LISTED RECORDS:
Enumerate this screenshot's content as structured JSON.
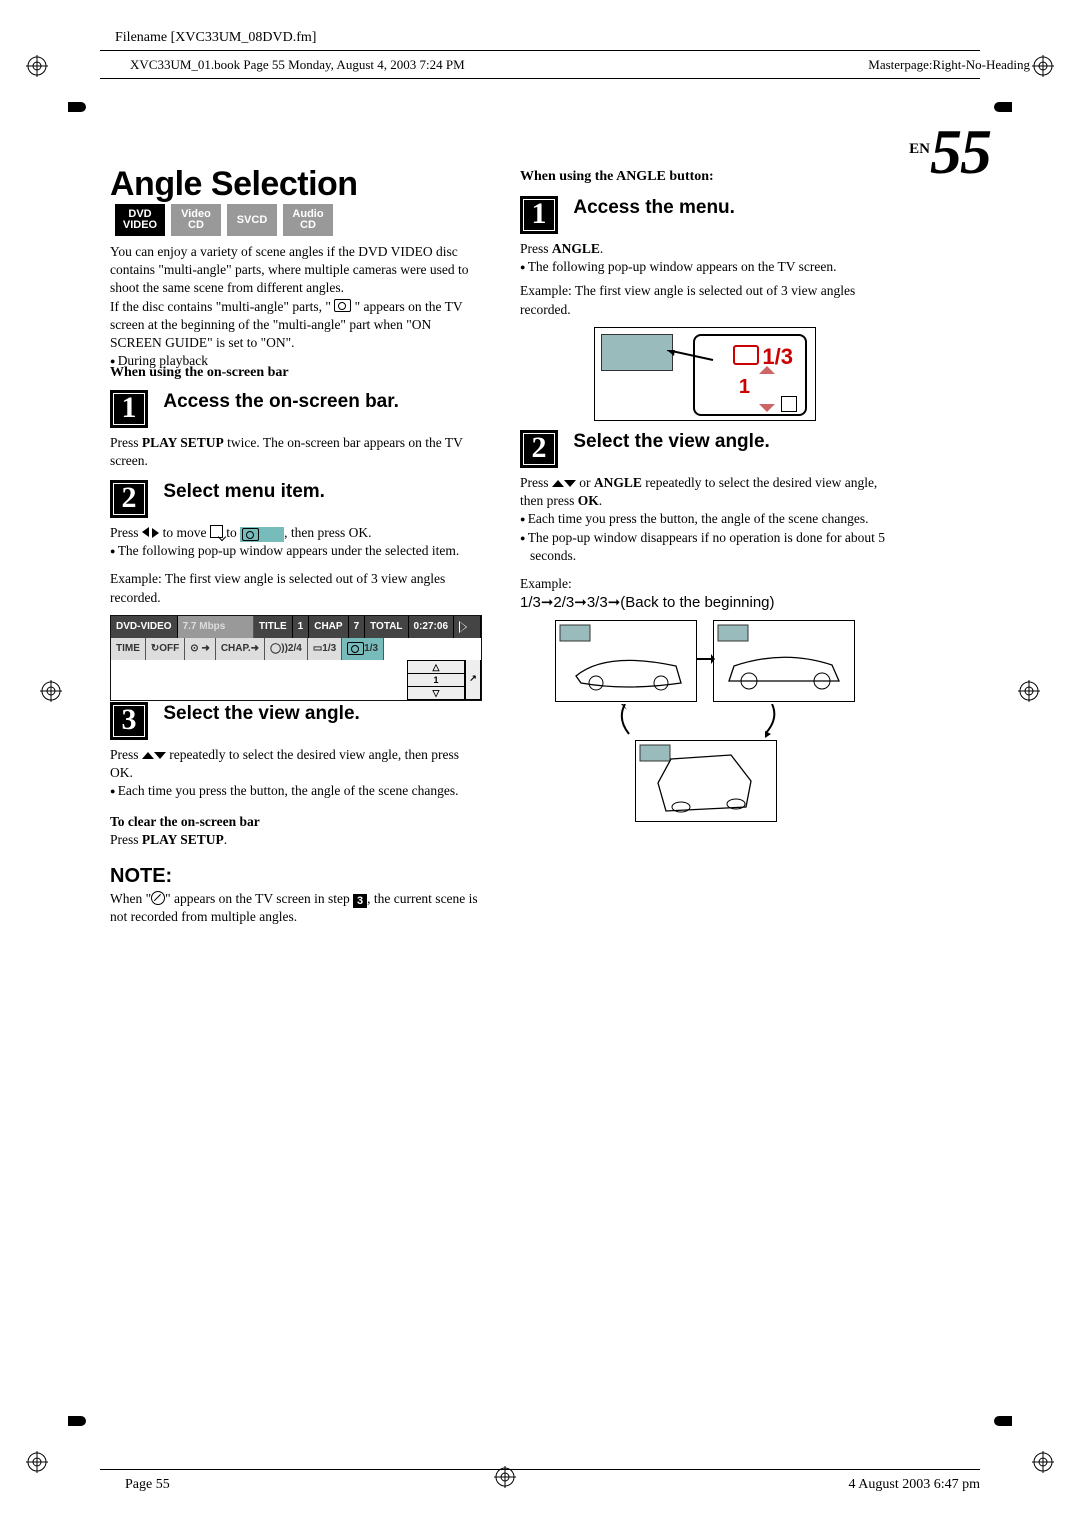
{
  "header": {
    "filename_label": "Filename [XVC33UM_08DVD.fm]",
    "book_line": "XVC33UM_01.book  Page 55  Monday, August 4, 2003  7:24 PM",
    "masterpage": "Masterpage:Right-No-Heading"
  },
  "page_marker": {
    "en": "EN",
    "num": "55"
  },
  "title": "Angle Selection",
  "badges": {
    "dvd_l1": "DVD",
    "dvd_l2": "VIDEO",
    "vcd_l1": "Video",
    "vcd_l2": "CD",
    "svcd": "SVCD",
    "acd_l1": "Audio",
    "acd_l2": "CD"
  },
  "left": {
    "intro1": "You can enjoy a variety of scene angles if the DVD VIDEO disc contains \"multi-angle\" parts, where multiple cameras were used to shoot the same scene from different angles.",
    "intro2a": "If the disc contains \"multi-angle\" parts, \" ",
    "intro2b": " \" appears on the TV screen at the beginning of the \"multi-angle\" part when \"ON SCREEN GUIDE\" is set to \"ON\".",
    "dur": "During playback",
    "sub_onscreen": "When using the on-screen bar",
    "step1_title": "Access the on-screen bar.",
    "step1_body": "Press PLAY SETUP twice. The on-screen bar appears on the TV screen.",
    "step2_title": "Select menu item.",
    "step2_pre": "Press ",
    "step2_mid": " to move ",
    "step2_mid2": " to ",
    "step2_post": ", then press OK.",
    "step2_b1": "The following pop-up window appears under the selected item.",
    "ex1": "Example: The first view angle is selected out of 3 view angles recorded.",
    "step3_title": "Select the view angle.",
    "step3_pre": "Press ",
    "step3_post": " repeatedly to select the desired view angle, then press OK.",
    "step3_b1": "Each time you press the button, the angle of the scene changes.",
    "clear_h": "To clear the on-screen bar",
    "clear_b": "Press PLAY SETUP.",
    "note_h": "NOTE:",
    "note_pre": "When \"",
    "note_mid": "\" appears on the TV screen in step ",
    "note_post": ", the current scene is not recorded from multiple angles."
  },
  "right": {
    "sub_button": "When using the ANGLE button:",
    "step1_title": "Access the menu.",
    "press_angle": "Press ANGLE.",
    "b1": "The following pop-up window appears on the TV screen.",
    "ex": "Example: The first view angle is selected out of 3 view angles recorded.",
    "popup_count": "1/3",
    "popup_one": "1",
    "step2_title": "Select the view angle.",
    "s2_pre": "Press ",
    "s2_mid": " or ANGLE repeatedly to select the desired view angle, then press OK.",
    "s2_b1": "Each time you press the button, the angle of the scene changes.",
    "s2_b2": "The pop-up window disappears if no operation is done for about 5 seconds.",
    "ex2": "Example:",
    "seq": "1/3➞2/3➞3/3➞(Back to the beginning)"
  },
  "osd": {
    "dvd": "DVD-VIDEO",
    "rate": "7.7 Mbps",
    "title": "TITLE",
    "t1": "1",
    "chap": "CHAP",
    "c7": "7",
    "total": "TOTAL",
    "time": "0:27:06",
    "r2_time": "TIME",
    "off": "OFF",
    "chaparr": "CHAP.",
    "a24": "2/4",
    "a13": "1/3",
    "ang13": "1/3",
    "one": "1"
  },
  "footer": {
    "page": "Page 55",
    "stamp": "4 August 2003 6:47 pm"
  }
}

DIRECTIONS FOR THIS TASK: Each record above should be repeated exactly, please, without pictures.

RESULT BELOW:
Enumerate this screenshot's content as structured JSON.
{
  "header": {
    "filename_label": "Filename [XVC33UM_08DVD.fm]",
    "book_line": "XVC33UM_01.book  Page 55  Monday, August 4, 2003  7:24 PM",
    "masterpage": "Masterpage:Right-No-Heading"
  },
  "page_marker": {
    "en": "EN",
    "num": "55"
  },
  "title": "Angle Selection",
  "badges": {
    "dvd_l1": "DVD",
    "dvd_l2": "VIDEO",
    "vcd_l1": "Video",
    "vcd_l2": "CD",
    "svcd": "SVCD",
    "acd_l1": "Audio",
    "acd_l2": "CD"
  },
  "left": {
    "intro1": "You can enjoy a variety of scene angles if the DVD VIDEO disc contains \"multi-angle\" parts, where multiple cameras were used to shoot the same scene from different angles.",
    "intro2a": "If the disc contains \"multi-angle\" parts, \" ",
    "intro2b": " \" appears on the TV screen at the beginning of the \"multi-angle\" part when \"ON SCREEN GUIDE\" is set to \"ON\".",
    "dur": "During playback",
    "sub_onscreen": "When using the on-screen bar",
    "step1_title": "Access the on-screen bar.",
    "step1_body": "Press PLAY SETUP twice. The on-screen bar appears on the TV screen.",
    "step2_title": "Select menu item.",
    "step2_pre": "Press ",
    "step2_mid": " to move ",
    "step2_mid2": " to ",
    "step2_post": ", then press OK.",
    "step2_b1": "The following pop-up window appears under the selected item.",
    "ex1": "Example: The first view angle is selected out of 3 view angles recorded.",
    "step3_title": "Select the view angle.",
    "step3_pre": "Press ",
    "step3_post": " repeatedly to select the desired view angle, then press OK.",
    "step3_b1": "Each time you press the button, the angle of the scene changes.",
    "clear_h": "To clear the on-screen bar",
    "clear_b": "Press PLAY SETUP.",
    "note_h": "NOTE:",
    "note_pre": "When \"",
    "note_mid": "\" appears on the TV screen in step ",
    "note_post": ", the current scene is not recorded from multiple angles."
  },
  "right": {
    "sub_button": "When using the ANGLE button:",
    "step1_title": "Access the menu.",
    "press_angle": "Press ANGLE.",
    "b1": "The following pop-up window appears on the TV screen.",
    "ex": "Example: The first view angle is selected out of 3 view angles recorded.",
    "popup_count": "1/3",
    "popup_one": "1",
    "step2_title": "Select the view angle.",
    "s2_pre": "Press ",
    "s2_mid": " or ANGLE repeatedly to select the desired view angle, then press OK.",
    "s2_b1": "Each time you press the button, the angle of the scene changes.",
    "s2_b2": "The pop-up window disappears if no operation is done for about 5 seconds.",
    "ex2": "Example:",
    "seq": "1/3➞2/3➞3/3➞(Back to the beginning)"
  },
  "osd": {
    "dvd": "DVD-VIDEO",
    "rate": "7.7 Mbps",
    "title": "TITLE",
    "t1": "1",
    "chap": "CHAP",
    "c7": "7",
    "total": "TOTAL",
    "time": "0:27:06",
    "r2_time": "TIME",
    "off": "OFF",
    "chaparr": "CHAP.",
    "a24": "2/4",
    "a13": "1/3",
    "ang13": "1/3",
    "one": "1"
  },
  "footer": {
    "page": "Page 55",
    "stamp": "4 August 2003 6:47 pm"
  }
}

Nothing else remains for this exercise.